Zhang Yimou’s direction, partly no doubt due to Chinese censorship (it was still banned for two years), shoots the sex indirectly: the first time Ju Dou and Tianqing copulate an enormous cloth, dyed deep red, unravels from its position into what looks like a bloody mess on the floor.  Ju Dou had claimed to be ‘pure’ just before so, presumably, Jinshan is a bit confused when he thinks the child is his.

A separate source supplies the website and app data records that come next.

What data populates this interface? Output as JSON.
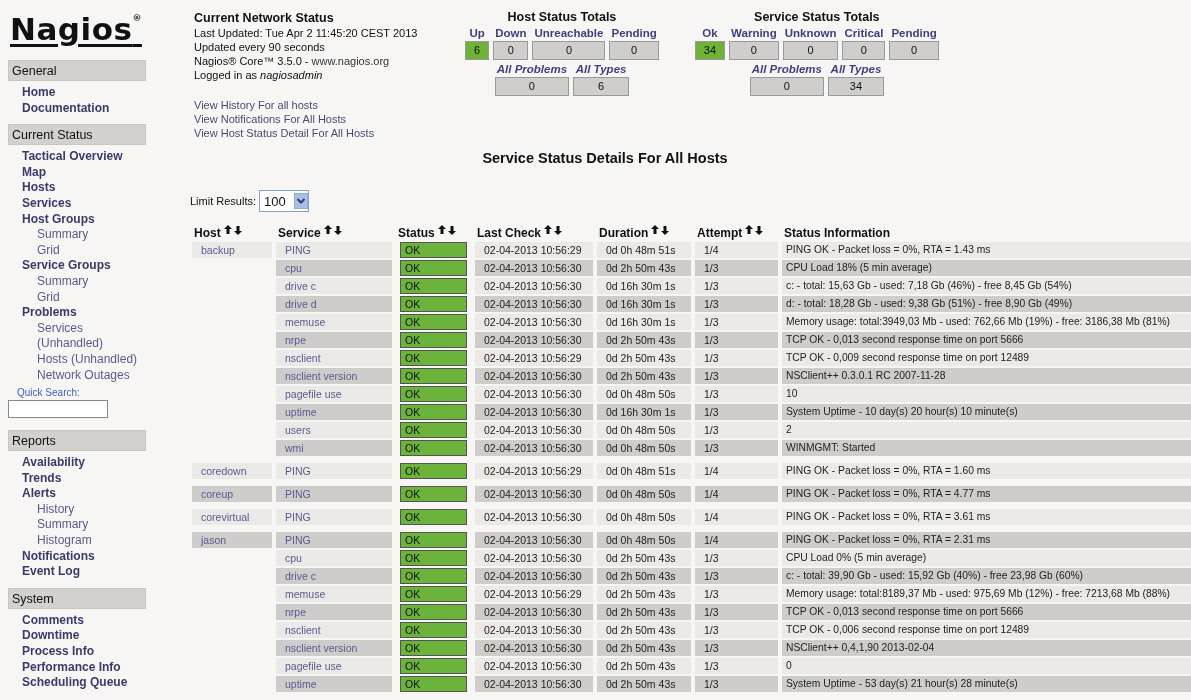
{
  "logo": {
    "text": "Nagios$^{®}$"
  },
  "sidebar": [
    {
      "title": "General",
      "items": [
        {
          "label": "Home"
        },
        {
          "label": "Documentation"
        }
      ]
    },
    {
      "title": "Current Status",
      "items": [
        {
          "label": "Tactical Overview"
        },
        {
          "label": "Map"
        },
        {
          "label": "Hosts"
        },
        {
          "label": "Services"
        },
        {
          "label": "Host Groups",
          "children": [
            {
              "label": "Summary"
            },
            {
              "label": "Grid"
            }
          ]
        },
        {
          "label": "Service Groups",
          "children": [
            {
              "label": "Summary"
            },
            {
              "label": "Grid"
            }
          ]
        },
        {
          "label": "Problems",
          "children": [
            {
              "label": "Services (Unhandled)"
            },
            {
              "label": "Hosts (Unhandled)"
            },
            {
              "label": "Network Outages"
            }
          ]
        }
      ],
      "quick_search": {
        "label": "Quick Search:"
      }
    },
    {
      "title": "Reports",
      "items": [
        {
          "label": "Availability"
        },
        {
          "label": "Trends"
        },
        {
          "label": "Alerts",
          "children": [
            {
              "label": "History"
            },
            {
              "label": "Summary"
            },
            {
              "label": "Histogram"
            }
          ]
        },
        {
          "label": "Notifications"
        },
        {
          "label": "Event Log"
        }
      ]
    },
    {
      "title": "System",
      "items": [
        {
          "label": "Comments"
        },
        {
          "label": "Downtime"
        },
        {
          "label": "Process Info"
        },
        {
          "label": "Performance Info"
        },
        {
          "label": "Scheduling Queue"
        }
      ]
    }
  ],
  "status_info": {
    "title": "Current Network Status",
    "lines": [
      "Last Updated: Tue Apr 2 11:45:20 CEST 2013",
      "Updated every 90 seconds"
    ],
    "version": "Nagios® Core™ 3.5.0 - ",
    "version_link": "www.nagios.org",
    "logged_in": "Logged in as *nagiosadmin*",
    "links": [
      "View History For all hosts",
      "View Notifications For All Hosts",
      "View Host Status Detail For All Hosts"
    ]
  },
  "host_totals": {
    "title": "Host Status Totals",
    "counts": [
      {
        "label": "Up",
        "value": "6",
        "highlight": true
      },
      {
        "label": "Down",
        "value": "0",
        "highlight": false
      },
      {
        "label": "Unreachable",
        "value": "0",
        "highlight": false
      },
      {
        "label": "Pending",
        "value": "0",
        "highlight": false
      }
    ],
    "summary": [
      {
        "label": "All Problems",
        "value": "0"
      },
      {
        "label": "All Types",
        "value": "6"
      }
    ]
  },
  "service_totals": {
    "title": "Service Status Totals",
    "counts": [
      {
        "label": "Ok",
        "value": "34",
        "highlight": true
      },
      {
        "label": "Warning",
        "value": "0",
        "highlight": false
      },
      {
        "label": "Unknown",
        "value": "0",
        "highlight": false
      },
      {
        "label": "Critical",
        "value": "0",
        "highlight": false
      },
      {
        "label": "Pending",
        "value": "0",
        "highlight": false
      }
    ],
    "summary": [
      {
        "label": "All Problems",
        "value": "0"
      },
      {
        "label": "All Types",
        "value": "34"
      }
    ]
  },
  "page_title": "Service Status Details For All Hosts",
  "limit": {
    "label": "Limit Results:",
    "value": "100"
  },
  "table": {
    "columns": [
      "Host",
      "Service",
      "Status",
      "Last Check",
      "Duration",
      "Attempt",
      "Status Information"
    ],
    "hosts": [
      {
        "name": "backup",
        "services": [
          {
            "service": "PING",
            "status": "OK",
            "last_check": "02-04-2013 10:56:29",
            "duration": "0d 0h 48m 51s",
            "attempt": "1/4",
            "info": "PING OK - Packet loss = 0%, RTA = 1.43 ms"
          },
          {
            "service": "cpu",
            "status": "OK",
            "last_check": "02-04-2013 10:56:30",
            "duration": "0d 2h 50m 43s",
            "attempt": "1/3",
            "info": "CPU Load 18% (5 min average)"
          },
          {
            "service": "drive c",
            "status": "OK",
            "last_check": "02-04-2013 10:56:30",
            "duration": "0d 16h 30m 1s",
            "attempt": "1/3",
            "info": "c: - total: 15,63 Gb - used: 7,18 Gb (46%) - free 8,45 Gb (54%)"
          },
          {
            "service": "drive d",
            "status": "OK",
            "last_check": "02-04-2013 10:56:30",
            "duration": "0d 16h 30m 1s",
            "attempt": "1/3",
            "info": "d: - total: 18,28 Gb - used: 9,38 Gb (51%) - free 8,90 Gb (49%)"
          },
          {
            "service": "memuse",
            "status": "OK",
            "last_check": "02-04-2013 10:56:30",
            "duration": "0d 16h 30m 1s",
            "attempt": "1/3",
            "info": "Memory usage: total:3949,03 Mb - used: 762,66 Mb (19%) - free: 3186,38 Mb (81%)"
          },
          {
            "service": "nrpe",
            "status": "OK",
            "last_check": "02-04-2013 10:56:30",
            "duration": "0d 2h 50m 43s",
            "attempt": "1/3",
            "info": "TCP OK - 0,013 second response time on port 5666"
          },
          {
            "service": "nsclient",
            "status": "OK",
            "last_check": "02-04-2013 10:56:29",
            "duration": "0d 2h 50m 43s",
            "attempt": "1/3",
            "info": "TCP OK - 0,009 second response time on port 12489"
          },
          {
            "service": "nsclient version",
            "status": "OK",
            "last_check": "02-04-2013 10:56:30",
            "duration": "0d 2h 50m 43s",
            "attempt": "1/3",
            "info": "NSClient++ 0.3.0.1 RC 2007-11-28"
          },
          {
            "service": "pagefile use",
            "status": "OK",
            "last_check": "02-04-2013 10:56:30",
            "duration": "0d 0h 48m 50s",
            "attempt": "1/3",
            "info": "10"
          },
          {
            "service": "uptime",
            "status": "OK",
            "last_check": "02-04-2013 10:56:30",
            "duration": "0d 16h 30m 1s",
            "attempt": "1/3",
            "info": "System Uptime - 10 day(s) 20 hour(s) 10 minute(s)"
          },
          {
            "service": "users",
            "status": "OK",
            "last_check": "02-04-2013 10:56:30",
            "duration": "0d 0h 48m 50s",
            "attempt": "1/3",
            "info": "2"
          },
          {
            "service": "wmi",
            "status": "OK",
            "last_check": "02-04-2013 10:56:30",
            "duration": "0d 0h 48m 50s",
            "attempt": "1/3",
            "info": "WINMGMT: Started"
          }
        ]
      },
      {
        "name": "coredown",
        "services": [
          {
            "service": "PING",
            "status": "OK",
            "last_check": "02-04-2013 10:56:29",
            "duration": "0d 0h 48m 51s",
            "attempt": "1/4",
            "info": "PING OK - Packet loss = 0%, RTA = 1.60 ms"
          }
        ]
      },
      {
        "name": "coreup",
        "services": [
          {
            "service": "PING",
            "status": "OK",
            "last_check": "02-04-2013 10:56:30",
            "duration": "0d 0h 48m 50s",
            "attempt": "1/4",
            "info": "PING OK - Packet loss = 0%, RTA = 4.77 ms"
          }
        ]
      },
      {
        "name": "corevirtual",
        "services": [
          {
            "service": "PING",
            "status": "OK",
            "last_check": "02-04-2013 10:56:30",
            "duration": "0d 0h 48m 50s",
            "attempt": "1/4",
            "info": "PING OK - Packet loss = 0%, RTA = 3.61 ms"
          }
        ]
      },
      {
        "name": "jason",
        "services": [
          {
            "service": "PING",
            "status": "OK",
            "last_check": "02-04-2013 10:56:30",
            "duration": "0d 0h 48m 50s",
            "attempt": "1/4",
            "info": "PING OK - Packet loss = 0%, RTA = 2.31 ms"
          },
          {
            "service": "cpu",
            "status": "OK",
            "last_check": "02-04-2013 10:56:30",
            "duration": "0d 2h 50m 43s",
            "attempt": "1/3",
            "info": "CPU Load 0% (5 min average)"
          },
          {
            "service": "drive c",
            "status": "OK",
            "last_check": "02-04-2013 10:56:30",
            "duration": "0d 2h 50m 43s",
            "attempt": "1/3",
            "info": "c: - total: 39,90 Gb - used: 15,92 Gb (40%) - free 23,98 Gb (60%)"
          },
          {
            "service": "memuse",
            "status": "OK",
            "last_check": "02-04-2013 10:56:29",
            "duration": "0d 2h 50m 43s",
            "attempt": "1/3",
            "info": "Memory usage: total:8189,37 Mb - used: 975,69 Mb (12%) - free: 7213,68 Mb (88%)"
          },
          {
            "service": "nrpe",
            "status": "OK",
            "last_check": "02-04-2013 10:56:30",
            "duration": "0d 2h 50m 43s",
            "attempt": "1/3",
            "info": "TCP OK - 0,013 second response time on port 5666"
          },
          {
            "service": "nsclient",
            "status": "OK",
            "last_check": "02-04-2013 10:56:30",
            "duration": "0d 2h 50m 43s",
            "attempt": "1/3",
            "info": "TCP OK - 0,006 second response time on port 12489"
          },
          {
            "service": "nsclient version",
            "status": "OK",
            "last_check": "02-04-2013 10:56:30",
            "duration": "0d 2h 50m 43s",
            "attempt": "1/3",
            "info": "NSClient++ 0,4,1,90 2013-02-04"
          },
          {
            "service": "pagefile use",
            "status": "OK",
            "last_check": "02-04-2013 10:56:30",
            "duration": "0d 2h 50m 43s",
            "attempt": "1/3",
            "info": "0"
          },
          {
            "service": "uptime",
            "status": "OK",
            "last_check": "02-04-2013 10:56:30",
            "duration": "0d 2h 50m 43s",
            "attempt": "1/3",
            "info": "System Uptime - 53 day(s) 21 hour(s) 28 minute(s)"
          }
        ]
      }
    ]
  }
}
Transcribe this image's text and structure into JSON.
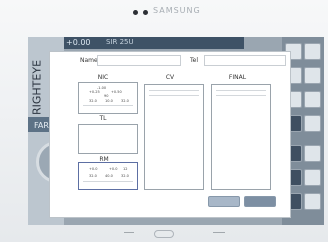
{
  "device": {
    "brand": "SAMSUNG"
  },
  "eye_panel": {
    "label": "RIGHTEYE",
    "mode": "FAR",
    "top_value_1": "+0.00",
    "top_value_2": "SIR 25U"
  },
  "dialog": {
    "name_label": "Name",
    "tel_label": "Tel",
    "sections": {
      "nc": "NIC",
      "tl": "TL",
      "rm": "RM",
      "cv": "CV",
      "final": "FINAL"
    },
    "nc_values": [
      "-1.00",
      "+0.25",
      "+0.50",
      "90",
      "32.0",
      "10.0",
      "32.0"
    ],
    "rm_values": [
      "+0.0",
      "+0.0",
      "12",
      "32.0",
      "40.0",
      "32.0"
    ]
  }
}
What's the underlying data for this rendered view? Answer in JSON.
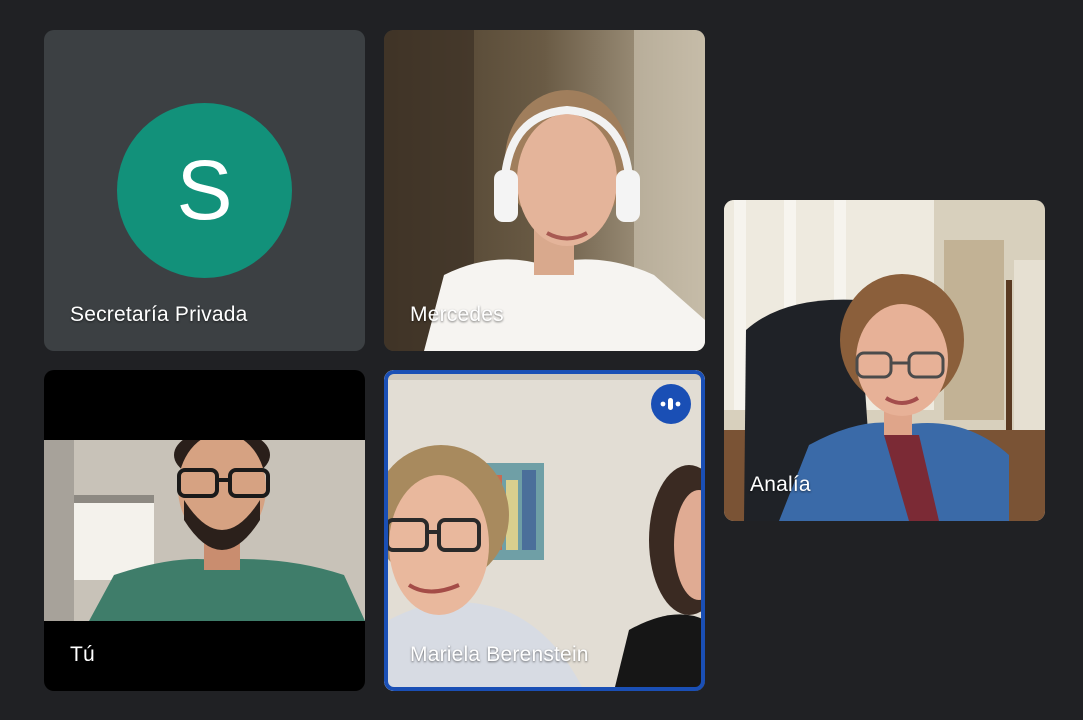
{
  "meeting": {
    "participants": [
      {
        "name": "Secretaría Privada",
        "avatar_letter": "S",
        "avatar_color": "#12917a"
      },
      {
        "name": "Mercedes"
      },
      {
        "name": "Analía"
      },
      {
        "name": "Tú"
      },
      {
        "name": "Mariela Berenstein",
        "speaking": true
      }
    ],
    "colors": {
      "background": "#202124",
      "tile_bg": "#3c4043",
      "active_speaker": "#1a4fb5"
    },
    "icons": {
      "speaking": "audio-level-icon"
    }
  }
}
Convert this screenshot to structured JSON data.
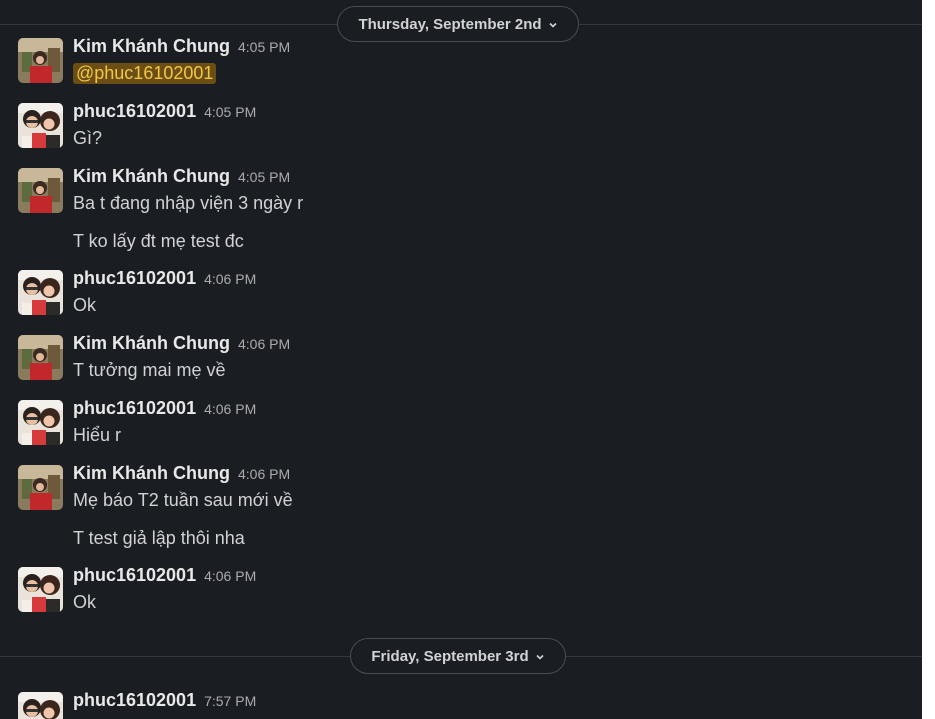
{
  "dates": [
    {
      "label": "Thursday, September 2nd"
    },
    {
      "label": "Friday, September 3rd"
    }
  ],
  "messages": [
    {
      "author": "Kim Khánh Chung",
      "time": "4:05 PM",
      "mention": "@phuc16102001"
    },
    {
      "author": "phuc16102001",
      "time": "4:05 PM",
      "lines": [
        "Gì?"
      ]
    },
    {
      "author": "Kim Khánh Chung",
      "time": "4:05 PM",
      "lines": [
        "Ba t đang nhập viện 3 ngày r",
        "T ko lấy đt mẹ test đc"
      ]
    },
    {
      "author": "phuc16102001",
      "time": "4:06 PM",
      "lines": [
        "Ok"
      ]
    },
    {
      "author": "Kim Khánh Chung",
      "time": "4:06 PM",
      "lines": [
        "T tưởng mai mẹ về"
      ]
    },
    {
      "author": "phuc16102001",
      "time": "4:06 PM",
      "lines": [
        "Hiểu r"
      ]
    },
    {
      "author": "Kim Khánh Chung",
      "time": "4:06 PM",
      "lines": [
        "Mẹ báo T2 tuần sau mới về",
        "T test giả lập thôi nha"
      ]
    },
    {
      "author": "phuc16102001",
      "time": "4:06 PM",
      "lines": [
        "Ok"
      ]
    },
    {
      "author": "phuc16102001",
      "time": "7:57 PM",
      "lines": []
    }
  ],
  "colors": {
    "background": "#1a1d21",
    "mention_bg": "#6b4e16",
    "mention_fg": "#f2c744"
  }
}
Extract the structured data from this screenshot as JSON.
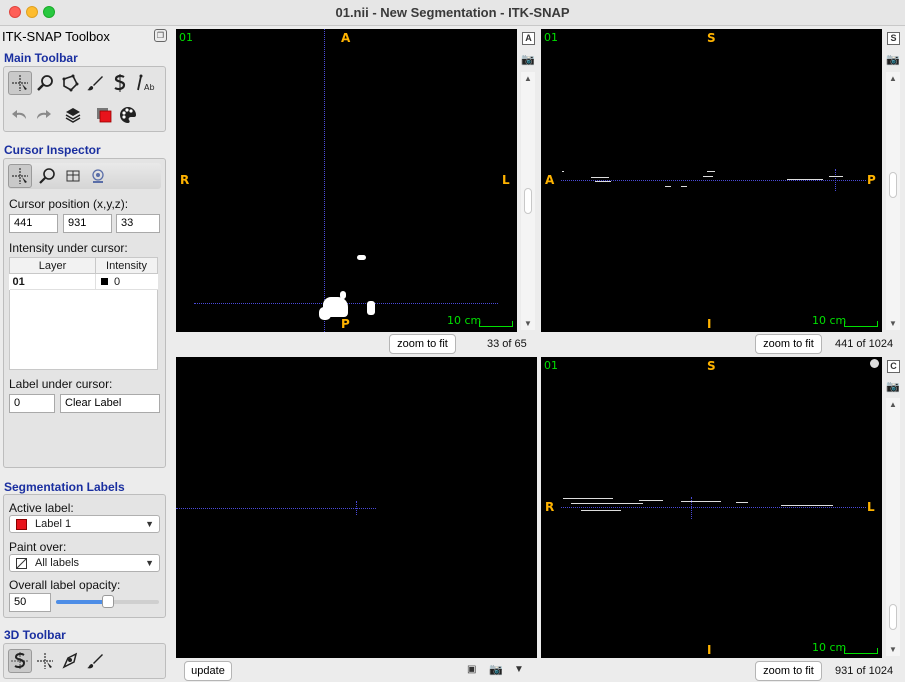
{
  "window": {
    "title": "01.nii - New Segmentation - ITK-SNAP"
  },
  "toolbox": {
    "title": "ITK-SNAP Toolbox",
    "main_toolbar": {
      "heading": "Main Toolbar",
      "tools": [
        "crosshair-tool",
        "zoom-tool",
        "polygon-tool",
        "paintbrush-tool",
        "snake-tool",
        "annotation-tool"
      ],
      "actions": [
        "undo",
        "redo",
        "layers",
        "label-editor",
        "color-map"
      ]
    },
    "cursor_inspector": {
      "heading": "Cursor Inspector",
      "position_label": "Cursor position (x,y,z):",
      "x": "441",
      "y": "931",
      "z": "33",
      "intensity_label": "Intensity under cursor:",
      "columns": [
        "Layer",
        "Intensity"
      ],
      "rows": [
        {
          "layer": "01",
          "intensity": "0"
        }
      ],
      "label_under_cursor_label": "Label under cursor:",
      "label_value": "0",
      "label_name": "Clear Label"
    },
    "segmentation_labels": {
      "heading": "Segmentation Labels",
      "active_label_caption": "Active label:",
      "active_label": "Label 1",
      "active_label_color": "#e8141c",
      "paint_over_caption": "Paint over:",
      "paint_over": "All labels",
      "opacity_caption": "Overall label opacity:",
      "opacity_value": "50",
      "opacity_fraction": 0.5
    },
    "toolbar_3d": {
      "heading": "3D Toolbar"
    }
  },
  "views": {
    "axial": {
      "layer": "01",
      "top": "A",
      "left": "R",
      "right": "L",
      "bottom": "P",
      "scale": "10 cm",
      "zoom_btn": "zoom to fit",
      "slice": "33 of 65",
      "side_btn": "A"
    },
    "sagittal": {
      "layer": "01",
      "top": "S",
      "left": "A",
      "right": "P",
      "bottom": "I",
      "scale": "10 cm",
      "zoom_btn": "zoom to fit",
      "slice": "441 of 1024",
      "side_btn": "S"
    },
    "render3d": {
      "update_btn": "update"
    },
    "coronal": {
      "layer": "01",
      "top": "S",
      "left": "R",
      "right": "L",
      "bottom": "I",
      "scale": "10 cm",
      "zoom_btn": "zoom to fit",
      "slice": "931 of 1024",
      "side_btn": "C"
    }
  },
  "colors": {
    "section_heading": "#1a2fa0",
    "orientation_text": "#ffb300",
    "layer_text": "#00e000",
    "crosshair": "#4a4ad8"
  }
}
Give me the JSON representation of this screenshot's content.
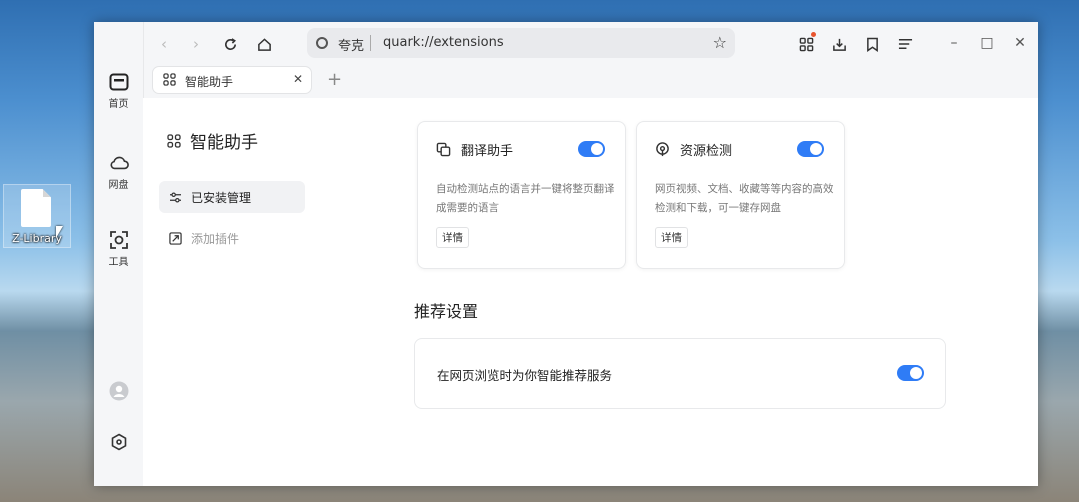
{
  "desktop": {
    "file_label": "Z-Library"
  },
  "sidebar": {
    "items": [
      {
        "label": "首页",
        "icon": "home-icon"
      },
      {
        "label": "网盘",
        "icon": "cloud-icon"
      },
      {
        "label": "工具",
        "icon": "scan-icon"
      }
    ],
    "avatar_icon": "avatar-icon",
    "settings_icon": "hexagon-settings-icon"
  },
  "toolbar": {
    "address_brand": "夸克",
    "address_url": "quark://extensions",
    "accent_dot_color": "#e8542e"
  },
  "tabs": [
    {
      "label": "智能助手"
    }
  ],
  "extensions_page": {
    "title": "智能助手",
    "menu": [
      {
        "label": "已安装管理",
        "active": true
      },
      {
        "label": "添加插件",
        "active": false
      }
    ],
    "cards": [
      {
        "title": "翻译助手",
        "description": "自动检测站点的语言并一键将整页翻译成需要的语言",
        "details_label": "详情",
        "enabled": true
      },
      {
        "title": "资源检测",
        "description": "网页视频、文档、收藏等等内容的高效检测和下载，可一键存网盘",
        "details_label": "详情",
        "enabled": true
      }
    ],
    "recommend": {
      "section_title": "推荐设置",
      "item_label": "在网页浏览时为你智能推荐服务",
      "enabled": true
    },
    "accent_color": "#2f7cf6"
  }
}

Obviously there are specifically Chinese elements in the melodrama such as the funeral ritual for Jinshan where Ju Dou and Tianqing have to try and prevent the coffin reaching the burial grounds 49 times. Propriety demands that the two be separated afterwards and so over the following years they can only see each other in secret. ‘Propriety’ doesn’t quite explain the situation as Confucian tradition would demand their death if they were found out. In western melodrama ostracism is often the highest price paid for breaking social mores, as in All That Heaven Allows (US, 1955).

Confucian values are highly patriarchal and the film is a critique on their continued prevalence in modern China. At the end the film steps into gothic horror as the boy Tianbai has committed the ultimate sin under Confucianism in committing patricide (twice in fact) and Ju Dou burns down the dye-works. The film ends with a freeze frame of her engulfed in flames.

Unfortunately the only copy I could get hold of, a DVD via Lovefilm, reminded me of watching much-used 16mm films at university. It was heavily scratched in places and although the colour isn’t too bad, I’m sure that the palette could have been better. It’s strange that one of the mosts feted of Chinese directors, Zhang was responsible for the Beijing Olympic ceremony, Hero and House of Flying Daggers, should not have a decent DVD available in this country.